It looks as though Ben Bernanke of the Federal Reserve has decided to drop interest rates (again) at the end of the month.
Fed vows ‘substantive’ action to avoid recession – By Barrie McKenna, The Globe & Mail
The Fed is “prepared to act in a decisive and timely manner … to counter any adverse dynamics that might threaten economic or financial stability,” said Mr. Bernanke, who has been criticized for not moving fast enough to deal with the stumbling economy.
The remarks, delivered in a speech in Washington, set off a lively debate among analysts about what Mr. Bernanke meant by “substantive.”
… many economists, along with traders in federal funds futures, now expect another half-a-percentage-point interest rate cut on or before the central’s bank’s next meeting Jan. 29-30, and more rate relief in the coming months.
“This speech [is a] a tacit endorsement of the market’s expectations of a more aggressive move on January 30th,” said Bear Stearns economist John Ryding.
The dance so far has been to avert a recession while not encouraging rampant inflation.
Apparently, the Fed chief is more concerned about the threat of a recession than inflation.
What would most Americans prefer? That’s easy – cut rates, because their credit card rates go down.
What’s better for most Americans? A recession, bringing things back to normal.

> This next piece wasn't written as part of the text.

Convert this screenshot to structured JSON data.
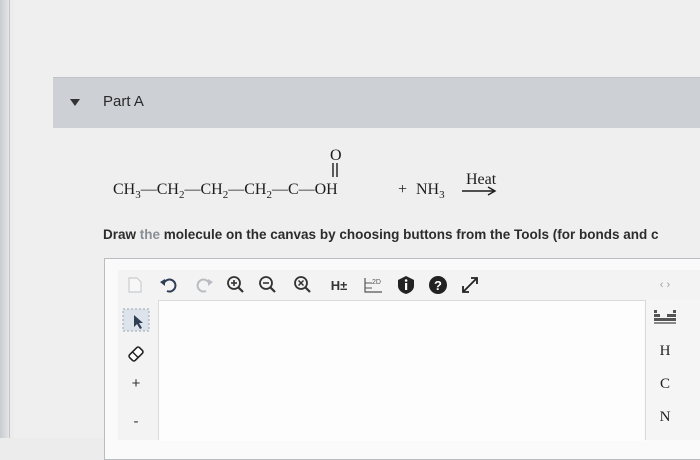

Superstar real estate agent and Urban Digs blogger Noah Rosenblatt talked about it at this week’s Inman News Conference.
“There are a lot of tentacles in this credit crisis,” and the fallout has the potential to reach pension plans and other financial sectors, said Noah Rosenblatt, founder of the UrbanDigs.com blog and a real estate agent for Halstead.
“We know we had a debt problem. Stupid things were going on. Wall Street took advantage of it like they always do. It’s a demon and we’re paying the price for it. It’s going to make the housing recession worse,” Rosenblatt said.
But a recession also presents an opportunity, he said, and a chance to correct a market that had moved so fast for so long. It definitely is going to take time, he said, as the prolonged period of lax lending standards will not be mended in the short term.
“This is a necessary but good thing for us to go through. We should go through this and accept it. This has to happen,” he said. “We need this downturn.”